Now to Mozilla mail. I suppose it can do all the basic stuff. To me that is not the problem. What is annoying however is that it just feels plain wrong. I typically have hundreds or thousands of messages in my inbox. Mozilla, by default, sorts them such that I have to scroll down to see the new messages. It does so for each folder, including news folders which typically have hundreds of messages. Threading is considered as another sort option while in fact it is orthogonal to sorting (I like to sort my threads). Then there are the usual inconsistencies in pop-up menus. I like to right click on a folder or a selection and select "mark all as read" mozilla won't let me. These are just a handful of usability issues I notice within minutes of using the product. I didn't bother to look further. And finally the primary reason I don't like mozilla mail is because it is tied to my browser process. I want my OS to manage my applications, not my browser. IMHO the choice to run mozilla mail in the same process as the browser is the result from a poor design choice (i.e. not to factor out the mozilla platform from the browser and the mail client). As I understand this is being addressed at the moment. IMHO this is also a primary reason for perceived bloat. Most operating systems handle many smaller processes better than one huge process. Mozilla is subject to lots of swapping on my machine (512 MB).

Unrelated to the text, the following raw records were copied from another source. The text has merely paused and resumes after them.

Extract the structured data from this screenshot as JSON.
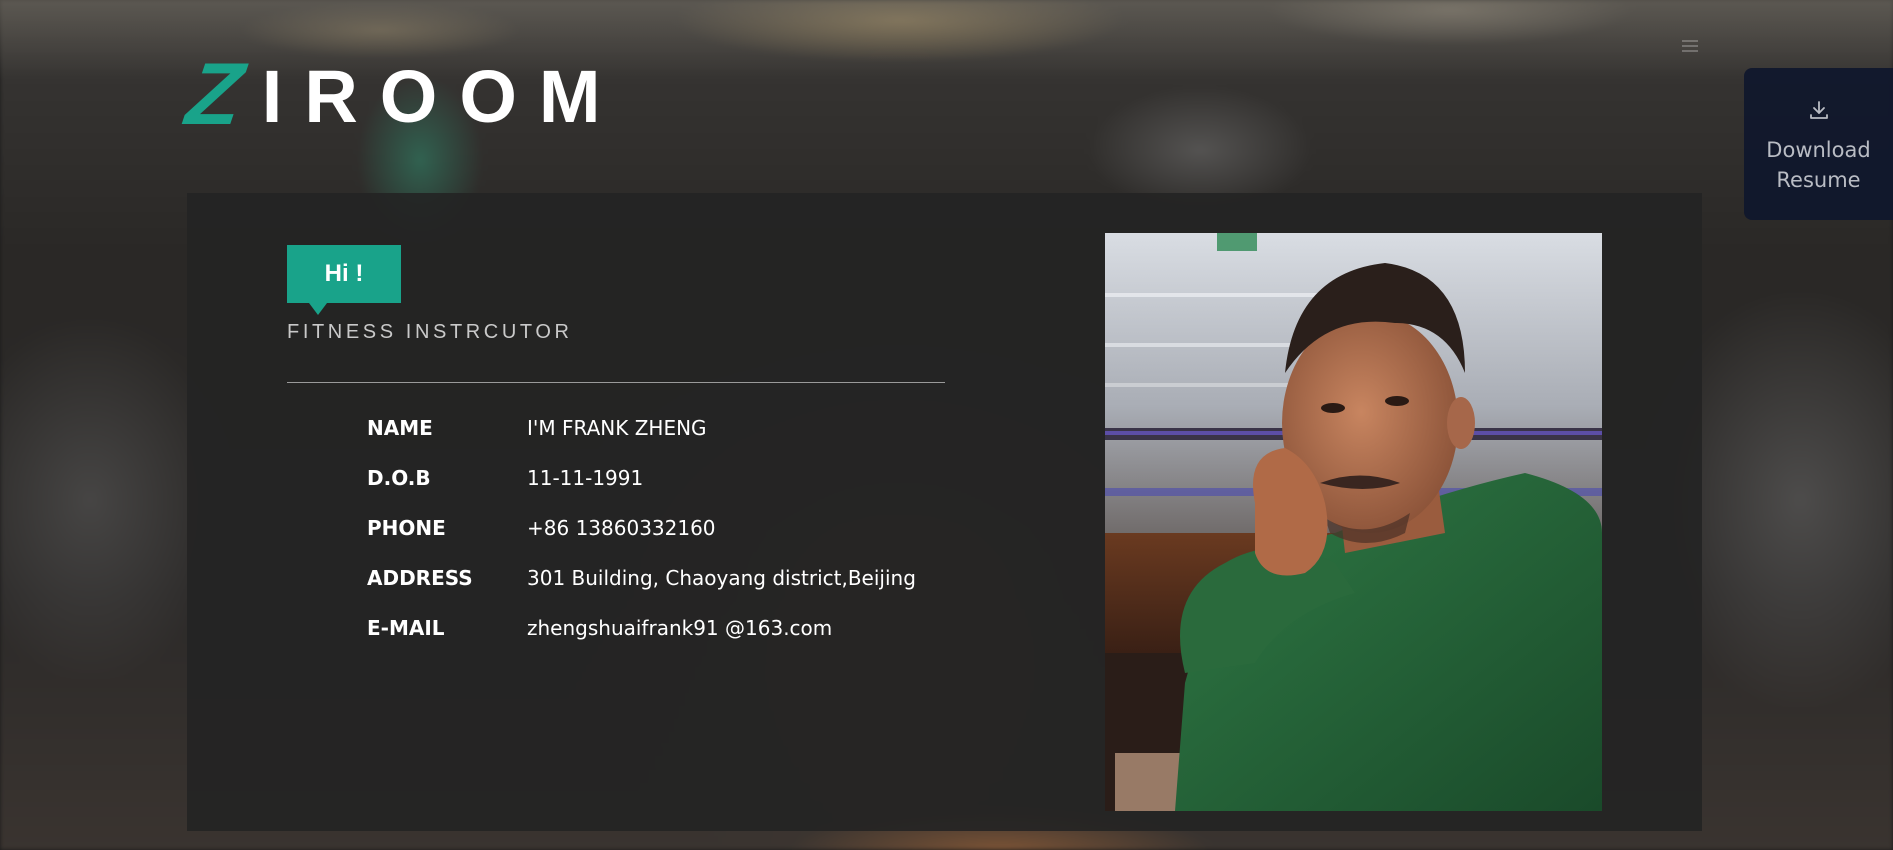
{
  "brand": {
    "logo_initial": "Z",
    "logo_rest": "IROOM",
    "accent_color": "#19a38a"
  },
  "header": {
    "menu_icon": "hamburger-menu-icon",
    "download_icon": "download-icon",
    "download_label": "Download Resume"
  },
  "profile": {
    "greeting": "Hi !",
    "role": "FITNESS INSTRCUTOR",
    "fields": [
      {
        "label": "NAME",
        "value": "I'M FRANK ZHENG"
      },
      {
        "label": "D.O.B",
        "value": "11-11-1991"
      },
      {
        "label": "PHONE",
        "value": "+86 13860332160"
      },
      {
        "label": "ADDRESS",
        "value": "301 Building, Chaoyang district,Beijing"
      },
      {
        "label": "E-MAIL",
        "value": "zhengshuaifrank91 @163.com"
      }
    ]
  }
}
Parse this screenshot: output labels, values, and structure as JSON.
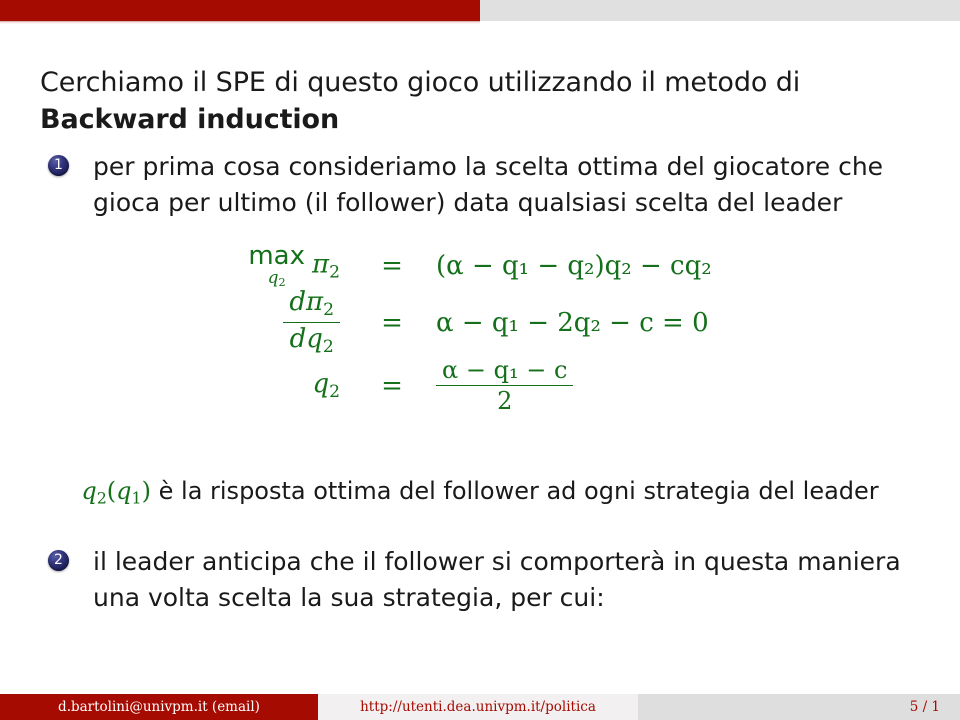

IMHO Mozilla is not a healthy project at this moment primarily because the developers are failing to address known usability issues, are in denial about performance issues and keep adding new features instead. IMHO the mozilla browser component in its current form has no future (phoenix is way better already and its biggest flaws are mozilla browser legacy) and the mozilla mail component requires major changes in order to become an acceptable alternative to e.g. Outlook. Composer is a nice gimmick but cannot be taken seriously by power users. The IRC component is a nice demo of how to develop XUL based applications but is useless compared to real IRC clients. Calendar would be a welcome addition provided it supports serverside technology (which currently it doesn't aside from ftp/webdav).

BTW, please note I use Phoenix full time because I like it and this is intended as a constructive criticism.

#4 Re: phoenix/browser

by CaptnMArk

Wednesday February 19th, 2003 6:22 AM

Agreed 100%.

I use phoenix for browsing, and mozilla mail separately.

#5 Re: phoenix/browser

by bzbarsky

Wednesday February 19th, 2003 8:29 AM

> primarily because the developers are failing to address known usability issues, are in denial about performance > issues and keep adding new features instead

Is all that about the UI only, or about the Gecko core as well? ;)

#7 Re: Re: phoenix/browser

by jilles

Wednesday February 19th, 2003 12:57 PM

Gecko is actually pretty fast as can be observed by using e.g. Kmeleon. So it must be the UI.

#6 Re: phoenix/browser

by pbreit

Wednesday February 19th, 2003 10:55 AM

It is wholly unreasonable to expect the Mozilla Suite components to be even remotely best in class. Just developing a best-in-class browser is a monumental undertaking. To distract a development group with numerous unrelated components (e.g., mail, news, chat, compose) guarantees mediocrity.

#8 Re: phoenix/browser

by Sordon

Wednesday February 19th, 2003 5:34 PM


to avoid that Mozilla takes over the mailto-links simply add the following pref user_pref("network.protocol-handler.external.mailto", true); to your user.js file. Best, Sordon

#2 new poll

by salmo

Wednesday February 19th, 2003 12:09 AM

I think this new poll will be interesting. It's one of the first times I've seen a poll on a site like this where you can compare the outcome with a measurable number. When the poll is tallied (well when a new poll is posted) you will be able to take the results and compare them to donations. If its significantly too low compared to the donations, the REAL MozillaZine readers (or at least the ones with a little to spare in their wallet) aren't voting in the polls. If its significantly too high, people are lying (or less likely voting mutiple times).

#3 Show ALT popups in Phoenix

by TuringTest

Wednesday February 19th, 2003 3:59 AM

In you can find the "Popup ALT attribute" extension for Phoenix to show tooltip for ALT. Don't know if also works for Mozilla.